* _Records provided_:
------------------------------------

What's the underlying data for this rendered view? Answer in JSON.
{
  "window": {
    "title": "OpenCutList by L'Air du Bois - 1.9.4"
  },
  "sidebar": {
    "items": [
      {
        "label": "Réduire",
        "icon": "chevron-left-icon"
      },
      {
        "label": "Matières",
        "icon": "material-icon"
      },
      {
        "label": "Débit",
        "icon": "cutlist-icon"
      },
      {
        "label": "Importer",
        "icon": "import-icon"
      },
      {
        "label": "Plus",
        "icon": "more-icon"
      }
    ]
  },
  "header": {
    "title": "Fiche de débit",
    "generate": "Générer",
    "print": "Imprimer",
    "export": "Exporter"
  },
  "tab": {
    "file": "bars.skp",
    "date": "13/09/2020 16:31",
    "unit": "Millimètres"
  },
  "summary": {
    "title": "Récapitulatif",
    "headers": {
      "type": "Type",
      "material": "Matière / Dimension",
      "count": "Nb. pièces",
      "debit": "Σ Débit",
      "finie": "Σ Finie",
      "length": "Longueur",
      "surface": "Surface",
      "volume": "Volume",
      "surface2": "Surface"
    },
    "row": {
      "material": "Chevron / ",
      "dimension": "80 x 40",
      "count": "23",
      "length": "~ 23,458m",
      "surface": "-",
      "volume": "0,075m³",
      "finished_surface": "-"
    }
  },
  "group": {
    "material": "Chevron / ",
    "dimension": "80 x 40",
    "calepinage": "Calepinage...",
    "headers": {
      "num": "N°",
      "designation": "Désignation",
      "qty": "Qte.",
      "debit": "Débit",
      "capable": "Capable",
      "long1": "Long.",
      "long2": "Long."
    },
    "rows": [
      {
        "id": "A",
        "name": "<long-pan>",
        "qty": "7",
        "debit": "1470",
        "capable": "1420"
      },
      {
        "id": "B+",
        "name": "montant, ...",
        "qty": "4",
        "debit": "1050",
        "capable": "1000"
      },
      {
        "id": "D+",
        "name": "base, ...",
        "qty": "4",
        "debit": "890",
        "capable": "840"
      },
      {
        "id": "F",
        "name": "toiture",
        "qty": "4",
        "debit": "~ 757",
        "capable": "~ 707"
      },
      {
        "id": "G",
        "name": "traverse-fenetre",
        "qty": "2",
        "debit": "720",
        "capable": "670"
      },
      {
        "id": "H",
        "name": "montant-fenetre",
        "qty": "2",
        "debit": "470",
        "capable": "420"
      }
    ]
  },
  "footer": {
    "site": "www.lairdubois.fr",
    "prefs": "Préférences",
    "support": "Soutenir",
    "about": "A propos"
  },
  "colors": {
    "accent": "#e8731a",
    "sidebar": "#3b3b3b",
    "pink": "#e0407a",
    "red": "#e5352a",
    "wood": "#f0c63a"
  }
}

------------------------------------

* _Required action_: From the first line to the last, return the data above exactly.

* _Exercise response_:
What's the underlying data for this rendered view? Answer in JSON.
{
  "window": {
    "title": "OpenCutList by L'Air du Bois - 1.9.4"
  },
  "sidebar": {
    "items": [
      {
        "label": "Réduire",
        "icon": "chevron-left-icon"
      },
      {
        "label": "Matières",
        "icon": "material-icon"
      },
      {
        "label": "Débit",
        "icon": "cutlist-icon"
      },
      {
        "label": "Importer",
        "icon": "import-icon"
      },
      {
        "label": "Plus",
        "icon": "more-icon"
      }
    ]
  },
  "header": {
    "title": "Fiche de débit",
    "generate": "Générer",
    "print": "Imprimer",
    "export": "Exporter"
  },
  "tab": {
    "file": "bars.skp",
    "date": "13/09/2020 16:31",
    "unit": "Millimètres"
  },
  "summary": {
    "title": "Récapitulatif",
    "headers": {
      "type": "Type",
      "material": "Matière / Dimension",
      "count": "Nb. pièces",
      "debit": "Σ Débit",
      "finie": "Σ Finie",
      "length": "Longueur",
      "surface": "Surface",
      "volume": "Volume",
      "surface2": "Surface"
    },
    "row": {
      "material": "Chevron / ",
      "dimension": "80 x 40",
      "count": "23",
      "length": "~ 23,458m",
      "surface": "-",
      "volume": "0,075m³",
      "finished_surface": "-"
    }
  },
  "group": {
    "material": "Chevron / ",
    "dimension": "80 x 40",
    "calepinage": "Calepinage...",
    "headers": {
      "num": "N°",
      "designation": "Désignation",
      "qty": "Qte.",
      "debit": "Débit",
      "capable": "Capable",
      "long1": "Long.",
      "long2": "Long."
    },
    "rows": [
      {
        "id": "A",
        "name": "<long-pan>",
        "qty": "7",
        "debit": "1470",
        "capable": "1420"
      },
      {
        "id": "B+",
        "name": "montant, ...",
        "qty": "4",
        "debit": "1050",
        "capable": "1000"
      },
      {
        "id": "D+",
        "name": "base, ...",
        "qty": "4",
        "debit": "890",
        "capable": "840"
      },
      {
        "id": "F",
        "name": "toiture",
        "qty": "4",
        "debit": "~ 757",
        "capable": "~ 707"
      },
      {
        "id": "G",
        "name": "traverse-fenetre",
        "qty": "2",
        "debit": "720",
        "capable": "670"
      },
      {
        "id": "H",
        "name": "montant-fenetre",
        "qty": "2",
        "debit": "470",
        "capable": "420"
      }
    ]
  },
  "footer": {
    "site": "www.lairdubois.fr",
    "prefs": "Préférences",
    "support": "Soutenir",
    "about": "A propos"
  },
  "colors": {
    "accent": "#e8731a",
    "sidebar": "#3b3b3b",
    "pink": "#e0407a",
    "red": "#e5352a",
    "wood": "#f0c63a"
  }
}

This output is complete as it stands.